Labour is set to decisively win the 2022 local government elections in London, according to the latest survey by the Mile End Institute in partnership with the polling organisation YouGov.
Our poll of 1,232 adults between April 19 and 22 gives Labour a huge 27-point lead, indicating that Thursday could be a very bad night for the Conservatives in the capital. The survey has Labour leading both in inner and outer London, among all social classes, and among white and BAME voters.
Labour is ahead by 57 points among 18-24-year-olds, by 41 points among 25-49-year-olds, and by 21 points among 50-64-year-olds. The only demographic that is less likely to vote Labour than Conservative is the over-65s. The party has been doing less well among pensioners at recent general elections, and that trend continues in this poll of Londoners.
It should be noted that major changes in ward boundaries ahead of these local elections make it difficult to predict what will happen in specific London boroughs, while turnouts in local elections are notoriously low. But our poll certainly suggests that Conservative-controlled councils such as Wandsworth could be vulnerable, even if places such as Westminster still remain out of reach for Labour.
Cost of living hits home
There are indications from our survey that voters who backed the Liberal Democrats in the 2019 general election may also be switching to Labour in order to punish the Conservatives in local battles for control of town halls. The Greens are also doing well, and could out-perform their 2018 score in the capital.
A poor result for the Conservatives across the country, which is also on the cards, would almost certainly result in an attempt by Tory MPs to oust Boris Johnson as prime minister. It must be said, though, that Labour has long dominated in London so the party of government is unlikely to expect good results. For the last 20 years, Labour has generally been performing well in London elections.
Nonetheless, the survey shows that the Conservatives are experiencing unprecedented unpopularity in the capital. This may be the result of short-term factors, such as anger over partygate – the affair that saw government officials gathering in 10 Downing Street during lockdown.
Fears about the rising cost of living do also appear to be at play. According to our poll, a significant number of voters in London are worried about how to heat their homes next winter. There is anxiety about the rising cost of mortgages, increasing food and petrol prices, and – for working parents – the astronomical cost of childcare in the capital. It appears that voters do not believe the government is doing enough to mitigate these pressures on household living standards, for instance by introducing a windfall tax on the profits of privatised energy companies.
On top of that, these voters are feeling the pain of rising taxes this April (including the 1.25 percentage point rise in national insurance contributions to fund extra capacity for the NHS and social care). They are (not surprisingly) angry that people in public life may be legally avoiding taxes. The forthcoming local elections are being fought against the backdrop of the UK having the highest tax burden for more than 50 years.

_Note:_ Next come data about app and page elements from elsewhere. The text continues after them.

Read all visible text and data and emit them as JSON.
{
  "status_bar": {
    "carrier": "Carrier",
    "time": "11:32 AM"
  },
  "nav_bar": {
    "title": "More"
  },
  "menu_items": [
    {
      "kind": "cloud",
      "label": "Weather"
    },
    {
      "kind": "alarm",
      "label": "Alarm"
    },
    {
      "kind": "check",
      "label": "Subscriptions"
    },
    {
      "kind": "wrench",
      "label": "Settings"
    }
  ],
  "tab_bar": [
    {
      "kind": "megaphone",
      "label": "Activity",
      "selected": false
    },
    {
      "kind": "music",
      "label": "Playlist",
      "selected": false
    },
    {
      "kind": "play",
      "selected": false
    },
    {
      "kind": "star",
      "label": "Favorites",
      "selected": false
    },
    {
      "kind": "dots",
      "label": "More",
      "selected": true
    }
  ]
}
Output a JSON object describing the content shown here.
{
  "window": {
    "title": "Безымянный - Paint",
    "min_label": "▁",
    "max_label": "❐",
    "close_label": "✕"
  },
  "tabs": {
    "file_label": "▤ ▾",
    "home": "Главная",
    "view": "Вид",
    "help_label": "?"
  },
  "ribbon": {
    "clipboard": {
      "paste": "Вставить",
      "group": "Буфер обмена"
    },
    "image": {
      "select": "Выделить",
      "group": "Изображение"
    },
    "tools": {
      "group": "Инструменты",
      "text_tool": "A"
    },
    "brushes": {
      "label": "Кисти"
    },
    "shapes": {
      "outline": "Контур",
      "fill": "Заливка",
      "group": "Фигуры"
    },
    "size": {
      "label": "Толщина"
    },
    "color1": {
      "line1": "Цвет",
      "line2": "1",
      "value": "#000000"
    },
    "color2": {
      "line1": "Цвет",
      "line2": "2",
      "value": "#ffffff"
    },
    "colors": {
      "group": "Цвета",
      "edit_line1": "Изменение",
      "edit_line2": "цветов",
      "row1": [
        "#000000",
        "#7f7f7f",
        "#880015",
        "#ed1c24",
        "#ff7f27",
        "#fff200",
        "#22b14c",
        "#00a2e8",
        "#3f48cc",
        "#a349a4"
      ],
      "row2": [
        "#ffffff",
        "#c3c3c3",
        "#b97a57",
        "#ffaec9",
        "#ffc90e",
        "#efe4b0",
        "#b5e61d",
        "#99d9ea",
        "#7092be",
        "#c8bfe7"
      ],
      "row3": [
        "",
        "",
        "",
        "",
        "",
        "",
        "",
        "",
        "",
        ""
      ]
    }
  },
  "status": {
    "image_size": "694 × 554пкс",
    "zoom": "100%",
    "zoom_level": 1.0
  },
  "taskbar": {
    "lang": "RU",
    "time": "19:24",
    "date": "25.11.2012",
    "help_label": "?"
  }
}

Yet Tory unpopularity may also be a reflection of a long-term breakdown in the relationship between the Conservative party and voters in London that is indicative of wider trends that are reshaping British politics. Demographically, London is now thought to be a Labour city with a significant concentration of younger, more diverse, liberal voters. These people are often hostile to Brexit and classically left-wing in their attitudes to economic policy and redistribution.
On the other hand, the Conservatives in recent elections have been drawing support from older voters in so-called “red wall” seats in England’s north and midlands. That trend reflects a new pattern of polarisation in UK politics.
Of course, it is important to remember that these elections are for councils and regional bodies. What drives voters’ choices may be less to do with national politics and macro-economic trends than concerns about the quality of the public services and the general physical conditions of their immediate neighbourhoods. The overall level of council tax set by each borough across London is a likely factor, too. National politics is exceptionally febrile at the moment but, as the former speaker of the US House of Representatives, Tip O’Neil, once said: “all politics is local.”